▶ _Work item_
Look below. Copy each line that has "合同公告" in it.

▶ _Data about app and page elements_
* * *

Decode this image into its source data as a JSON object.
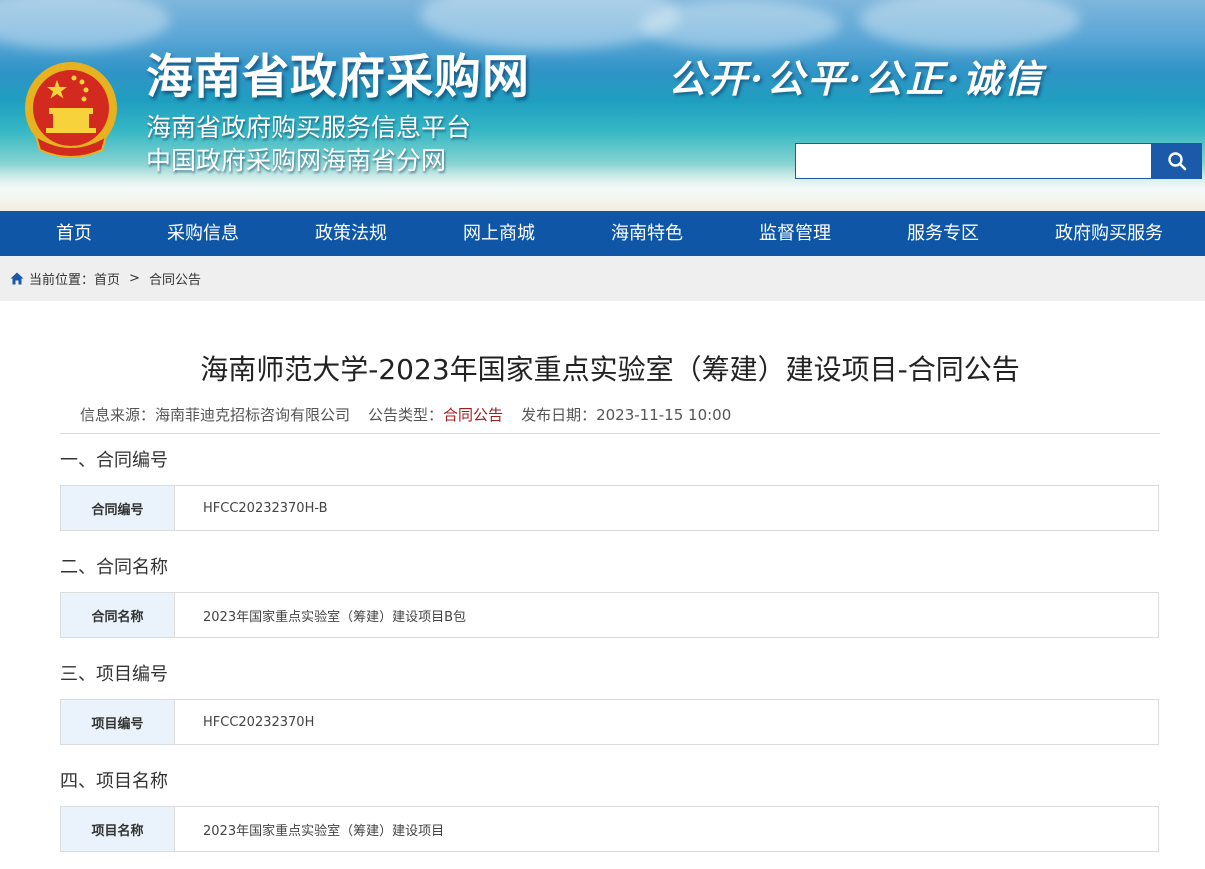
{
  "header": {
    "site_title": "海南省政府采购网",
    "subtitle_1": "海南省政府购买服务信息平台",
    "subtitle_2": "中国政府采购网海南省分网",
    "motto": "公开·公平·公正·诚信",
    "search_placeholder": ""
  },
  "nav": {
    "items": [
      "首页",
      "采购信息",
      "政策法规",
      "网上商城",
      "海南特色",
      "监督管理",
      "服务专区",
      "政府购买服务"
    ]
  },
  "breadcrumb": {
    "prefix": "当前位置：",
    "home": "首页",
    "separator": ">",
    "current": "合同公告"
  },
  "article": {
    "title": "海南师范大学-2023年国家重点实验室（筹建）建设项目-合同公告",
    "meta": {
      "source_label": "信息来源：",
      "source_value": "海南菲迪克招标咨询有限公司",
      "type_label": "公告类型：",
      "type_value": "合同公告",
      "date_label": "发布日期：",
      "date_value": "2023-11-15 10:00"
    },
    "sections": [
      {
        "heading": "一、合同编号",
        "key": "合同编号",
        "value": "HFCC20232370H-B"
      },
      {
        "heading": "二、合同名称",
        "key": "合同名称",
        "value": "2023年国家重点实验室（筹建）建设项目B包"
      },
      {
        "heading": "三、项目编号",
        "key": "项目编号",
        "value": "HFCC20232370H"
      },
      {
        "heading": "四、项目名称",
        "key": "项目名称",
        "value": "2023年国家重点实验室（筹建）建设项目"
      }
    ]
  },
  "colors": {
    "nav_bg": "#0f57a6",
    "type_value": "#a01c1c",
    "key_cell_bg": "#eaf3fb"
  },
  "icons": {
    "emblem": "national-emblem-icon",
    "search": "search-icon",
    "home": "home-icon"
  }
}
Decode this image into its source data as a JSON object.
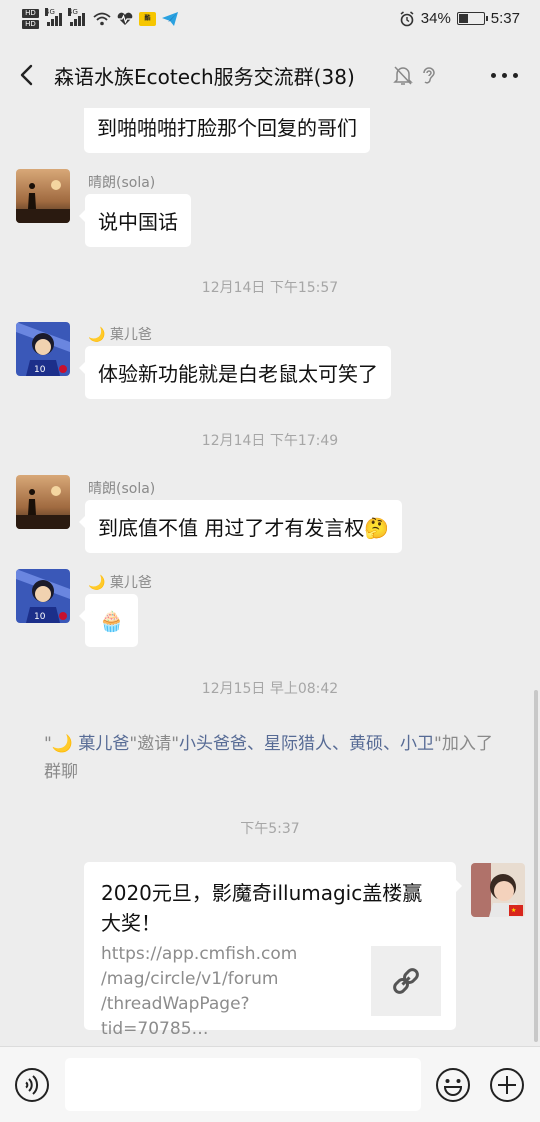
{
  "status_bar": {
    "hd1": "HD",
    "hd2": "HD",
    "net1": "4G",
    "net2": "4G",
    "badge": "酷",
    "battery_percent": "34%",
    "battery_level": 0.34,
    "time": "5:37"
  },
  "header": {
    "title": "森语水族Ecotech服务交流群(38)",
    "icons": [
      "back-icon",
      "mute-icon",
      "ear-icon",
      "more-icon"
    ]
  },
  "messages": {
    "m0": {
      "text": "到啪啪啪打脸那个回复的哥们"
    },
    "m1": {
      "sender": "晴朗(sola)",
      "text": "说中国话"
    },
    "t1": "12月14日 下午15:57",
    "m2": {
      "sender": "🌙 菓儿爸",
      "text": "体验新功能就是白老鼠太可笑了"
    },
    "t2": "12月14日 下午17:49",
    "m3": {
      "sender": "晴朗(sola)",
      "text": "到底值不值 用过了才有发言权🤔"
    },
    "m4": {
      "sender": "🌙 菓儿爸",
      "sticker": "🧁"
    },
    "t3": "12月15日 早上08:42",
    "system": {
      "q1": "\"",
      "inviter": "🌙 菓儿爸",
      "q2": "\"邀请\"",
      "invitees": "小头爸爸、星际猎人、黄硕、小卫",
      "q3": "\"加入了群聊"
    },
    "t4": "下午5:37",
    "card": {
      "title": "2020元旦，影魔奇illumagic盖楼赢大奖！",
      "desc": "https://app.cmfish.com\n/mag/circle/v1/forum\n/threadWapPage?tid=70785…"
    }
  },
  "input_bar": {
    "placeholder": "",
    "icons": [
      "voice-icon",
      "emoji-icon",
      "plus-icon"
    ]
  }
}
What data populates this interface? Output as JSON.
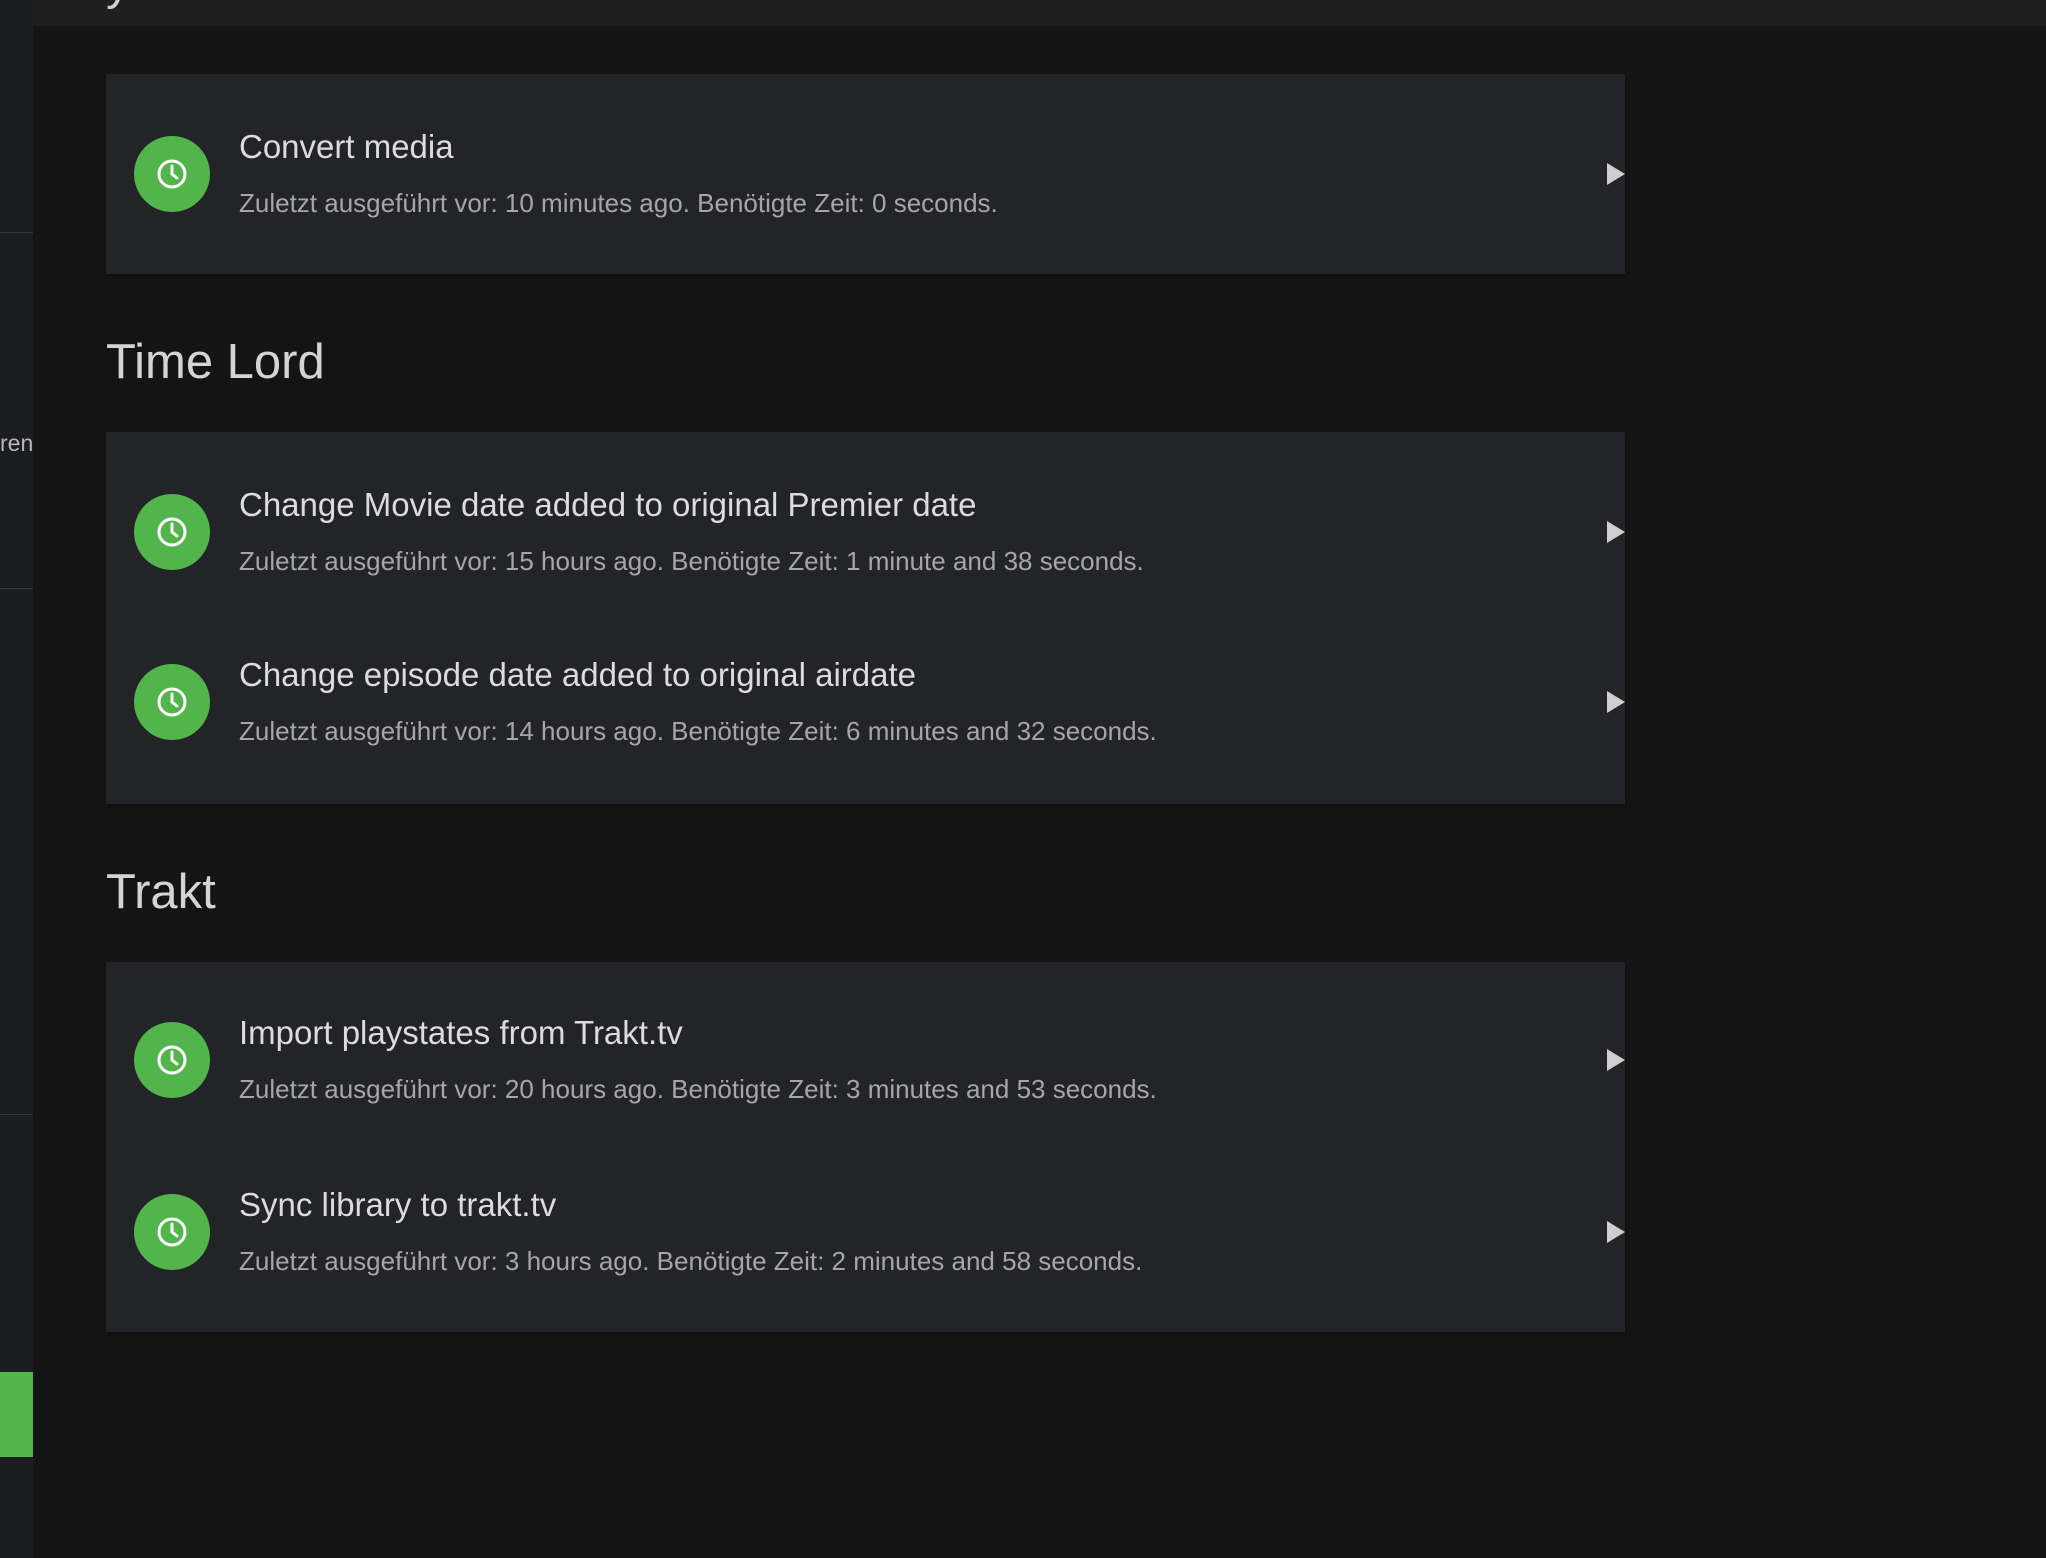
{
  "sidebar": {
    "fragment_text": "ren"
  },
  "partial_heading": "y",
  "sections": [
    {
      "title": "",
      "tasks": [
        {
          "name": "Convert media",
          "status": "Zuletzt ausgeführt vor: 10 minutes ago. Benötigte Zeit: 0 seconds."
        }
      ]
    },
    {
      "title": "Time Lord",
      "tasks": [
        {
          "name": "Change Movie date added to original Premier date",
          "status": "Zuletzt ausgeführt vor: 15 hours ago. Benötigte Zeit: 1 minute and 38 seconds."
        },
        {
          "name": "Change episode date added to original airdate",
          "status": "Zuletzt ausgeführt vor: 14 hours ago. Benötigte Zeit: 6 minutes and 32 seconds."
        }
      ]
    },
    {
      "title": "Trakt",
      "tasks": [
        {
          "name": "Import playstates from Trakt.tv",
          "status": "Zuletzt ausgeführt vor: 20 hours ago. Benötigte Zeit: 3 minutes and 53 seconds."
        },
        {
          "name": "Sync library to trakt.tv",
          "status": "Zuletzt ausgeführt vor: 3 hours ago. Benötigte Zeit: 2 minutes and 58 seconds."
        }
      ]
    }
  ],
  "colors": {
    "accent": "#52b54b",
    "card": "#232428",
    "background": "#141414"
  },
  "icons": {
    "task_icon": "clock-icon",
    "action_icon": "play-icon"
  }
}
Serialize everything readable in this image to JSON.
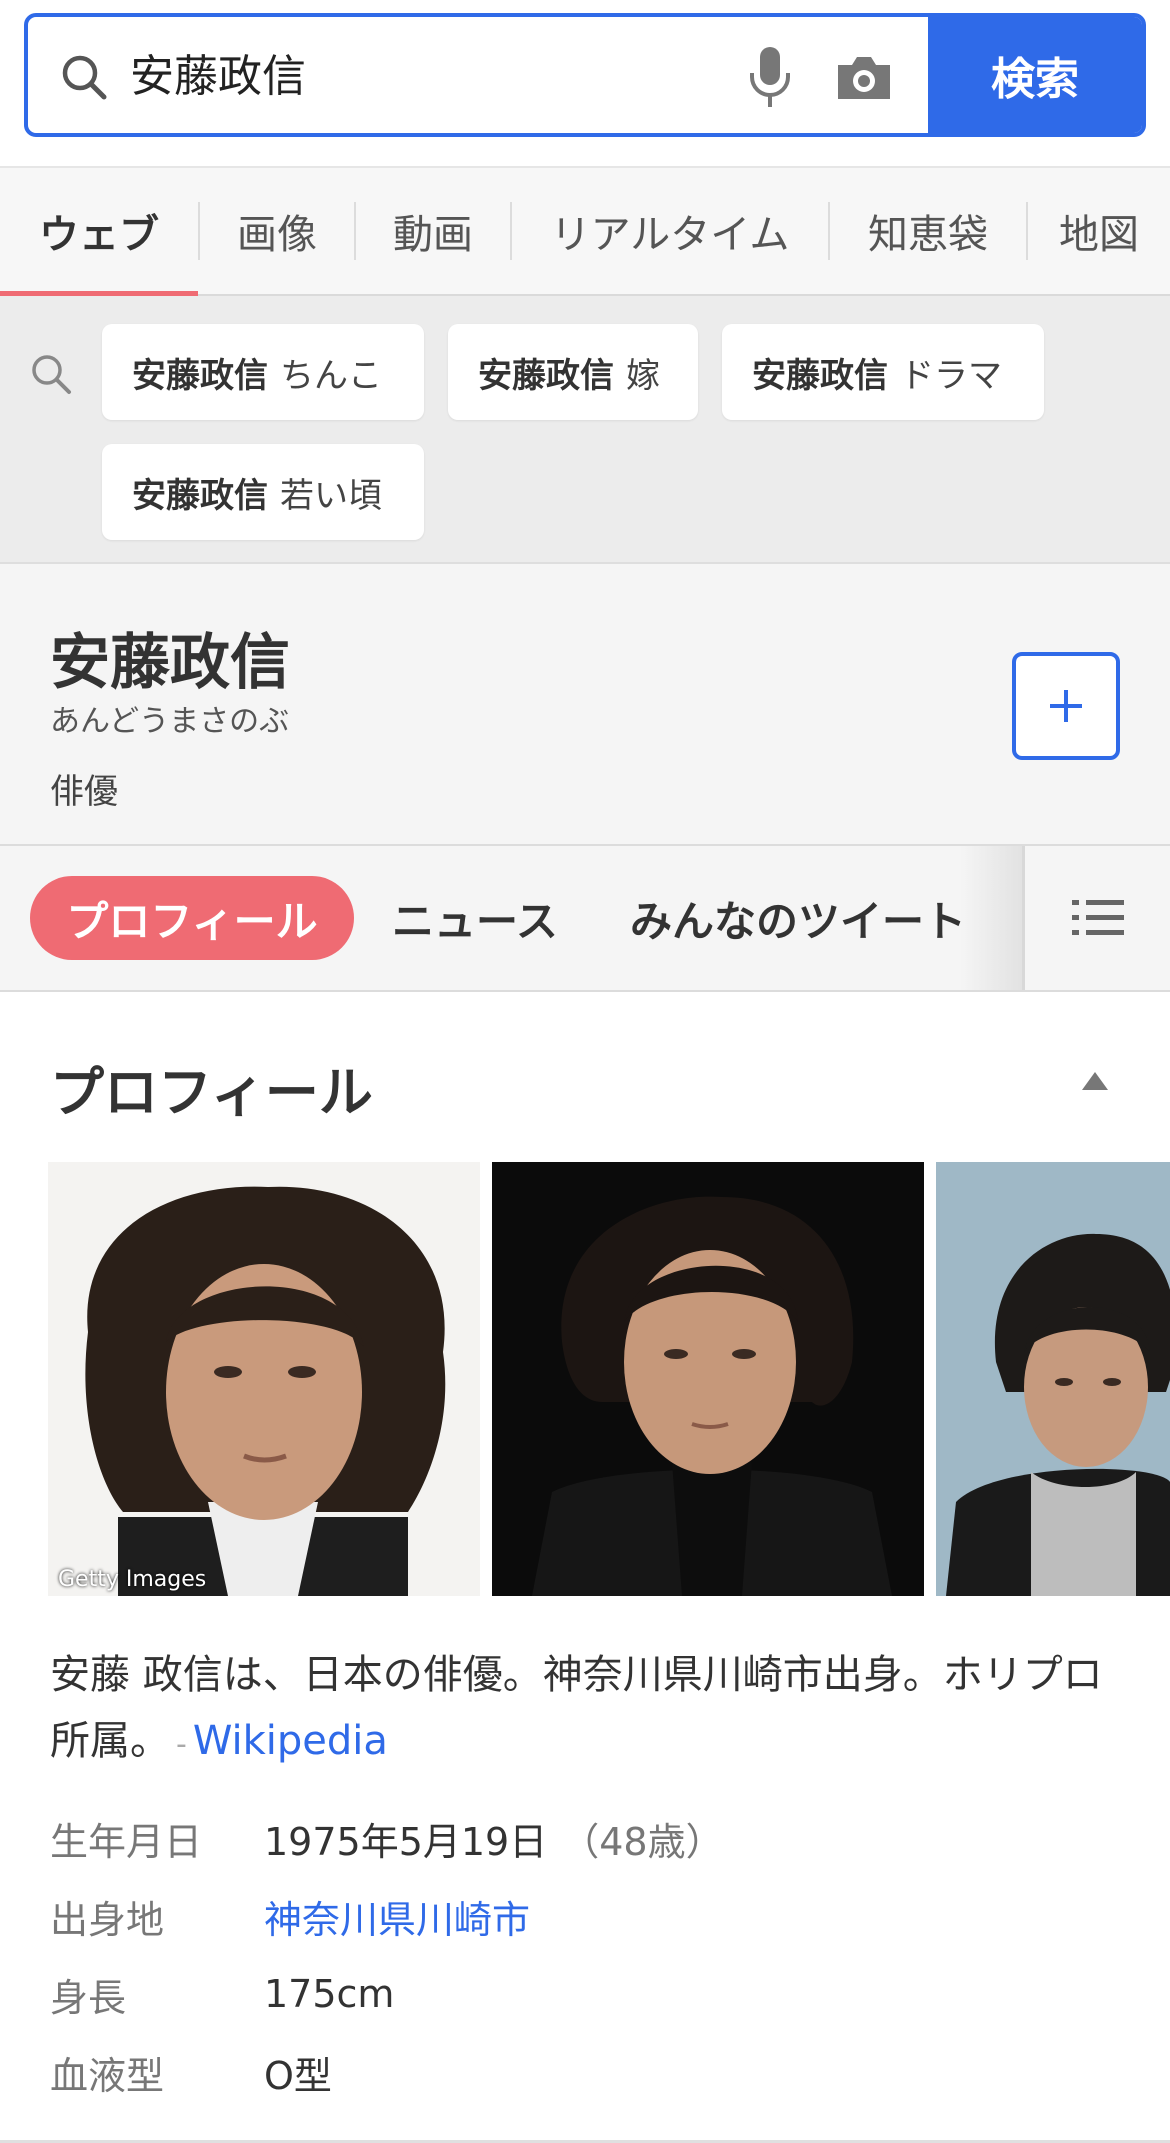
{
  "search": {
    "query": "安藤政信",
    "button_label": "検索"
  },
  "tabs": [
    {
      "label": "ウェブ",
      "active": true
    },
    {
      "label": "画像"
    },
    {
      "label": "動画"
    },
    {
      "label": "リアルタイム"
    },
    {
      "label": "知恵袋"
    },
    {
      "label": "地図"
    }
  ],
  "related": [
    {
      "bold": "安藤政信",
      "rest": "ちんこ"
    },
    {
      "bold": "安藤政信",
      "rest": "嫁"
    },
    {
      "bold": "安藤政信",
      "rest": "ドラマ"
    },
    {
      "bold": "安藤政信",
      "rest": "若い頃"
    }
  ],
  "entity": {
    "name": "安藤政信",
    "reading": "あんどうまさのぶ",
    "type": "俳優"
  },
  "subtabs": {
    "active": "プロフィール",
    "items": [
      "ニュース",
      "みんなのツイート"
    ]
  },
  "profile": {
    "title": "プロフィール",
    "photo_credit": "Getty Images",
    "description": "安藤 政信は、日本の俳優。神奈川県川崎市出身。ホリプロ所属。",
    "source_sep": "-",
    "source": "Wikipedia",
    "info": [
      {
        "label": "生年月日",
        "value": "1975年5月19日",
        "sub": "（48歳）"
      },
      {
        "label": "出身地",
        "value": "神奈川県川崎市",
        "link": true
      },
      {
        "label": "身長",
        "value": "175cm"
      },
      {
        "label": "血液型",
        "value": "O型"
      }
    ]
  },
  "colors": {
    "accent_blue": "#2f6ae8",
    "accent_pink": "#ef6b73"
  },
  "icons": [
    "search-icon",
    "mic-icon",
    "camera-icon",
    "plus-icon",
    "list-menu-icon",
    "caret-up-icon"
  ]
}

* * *

▶ _Reply_
    "current": "合同公告"
    "title": "海南师范大学-2023年国家重点实验室（筹建）建设项目-合同公告",
      "type_value": "合同公告",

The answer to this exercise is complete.